What to do >> Show all lines of the entries in which the word "this" is found.

Entries shown >>

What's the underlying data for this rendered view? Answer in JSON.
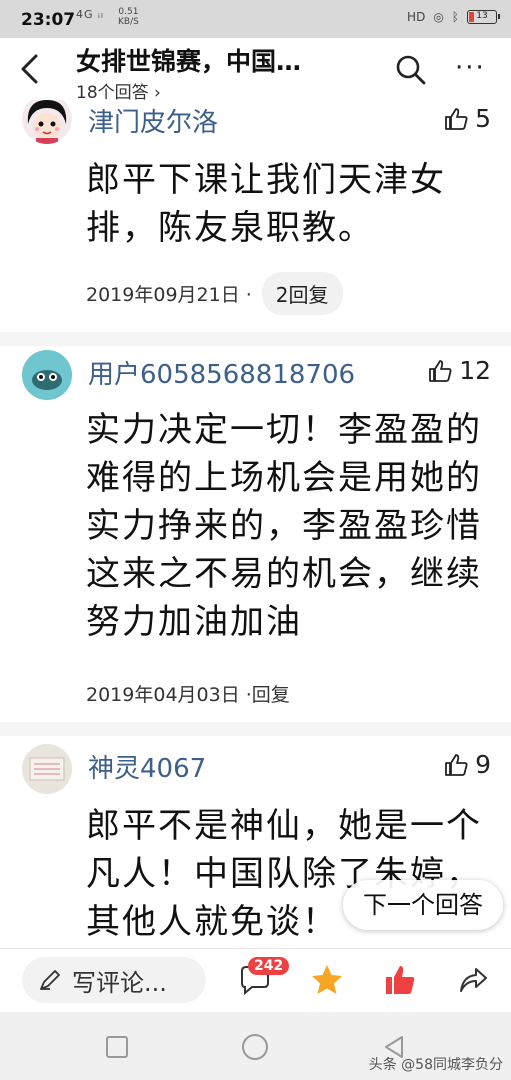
{
  "status_bar": {
    "time": "23:07",
    "network": "4G ᵢₗ",
    "speed_value": "0.51",
    "speed_unit": "KB/S",
    "right_label": "HD",
    "battery": "13"
  },
  "header": {
    "title": "女排世锦赛，中国…",
    "subtitle": "18个回答 ›"
  },
  "answers": [
    {
      "user": "津门皮尔洛",
      "likes": "5",
      "text": "郎平下课让我们天津女排，陈友泉职教。",
      "date": "2019年09月21日 ·",
      "reply": "2回复"
    },
    {
      "user": "用户6058568818706",
      "likes": "12",
      "text": "实力决定一切！李盈盈的难得的上场机会是用她的实力挣来的，李盈盈珍惜这来之不易的机会，继续努力加油加油",
      "date": "2019年04月03日 ·",
      "reply": "回复"
    },
    {
      "user": "神灵4067",
      "likes": "9",
      "text": "郎平不是神仙，她是一个凡人！中国队除了朱婷，其他人就免谈！"
    }
  ],
  "next_button": "下一个回答",
  "toolbar": {
    "comment_placeholder": "写评论...",
    "comment_count": "242"
  },
  "watermark": "头条 @58同城李负分",
  "colors": {
    "username": "#3d5f8c",
    "badge": "#f04142",
    "star": "#f5a623",
    "like_active": "#f04142"
  }
}
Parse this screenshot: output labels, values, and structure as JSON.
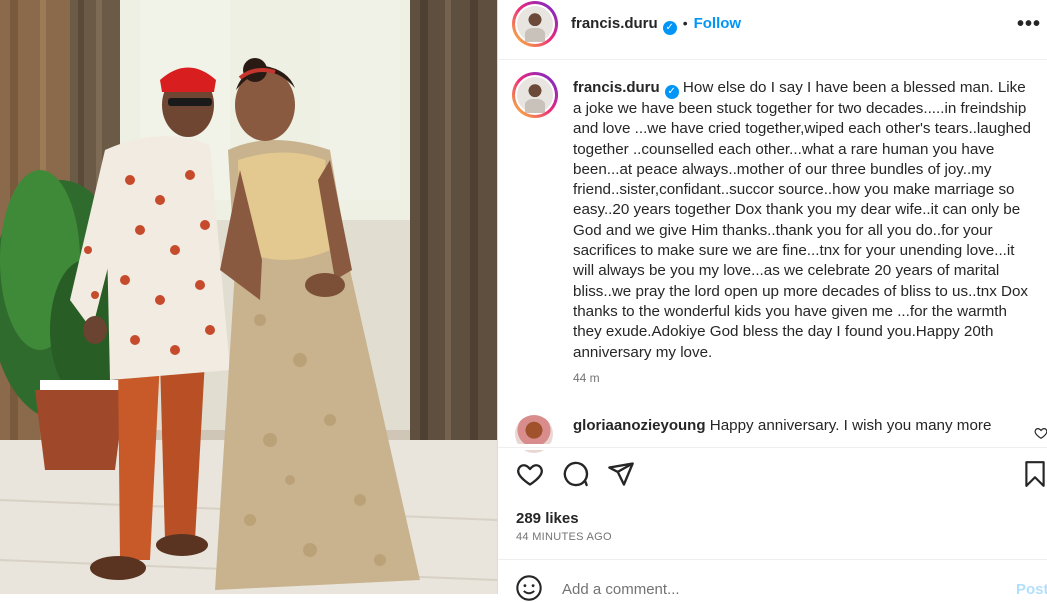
{
  "post": {
    "username": "francis.duru",
    "verified_mark": "✓",
    "separator": "•",
    "follow_label": "Follow",
    "more_label": "•••",
    "caption": "How else do I say I have been a blessed man. Like a joke we have been stuck together for two decades.....in freindship and love ...we have cried together,wiped each other's tears..laughed together ..counselled each other...what a rare human you have been...at peace always..mother of our three bundles of joy..my friend..sister,confidant..succor source..how you make marriage so easy..20 years together Dox thank you my dear wife..it can only be God and we give Him thanks..thank you for all you do..for your sacrifices to make sure we are fine...tnx for your unending love...it will always be you my love...as we celebrate 20 years of marital bliss..we pray the lord open up more decades of bliss to us..tnx Dox thanks to the wonderful kids you have given me ...for the warmth they exude.Adokiye God bless the day I found you.Happy 20th anniversary my love.",
    "time": "44 m"
  },
  "comment": {
    "username": "gloriaanozieyoung",
    "text": "Happy anniversary. I wish you many more"
  },
  "stats": {
    "likes": "289 likes",
    "ago": "44 MINUTES AGO"
  },
  "composer": {
    "placeholder": "Add a comment...",
    "post_label": "Post"
  },
  "icons": {
    "like": "heart-icon",
    "comment": "comment-icon",
    "share": "send-icon",
    "save": "bookmark-icon",
    "emoji": "emoji-icon",
    "more": "more-icon"
  },
  "colors": {
    "accent": "#0095f6",
    "muted": "#737373",
    "post_disabled": "#b2dffc"
  }
}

Solution >>
What's the underlying data for this rendered view? Answer in JSON.
Parse this screenshot: output labels, values, and structure as JSON.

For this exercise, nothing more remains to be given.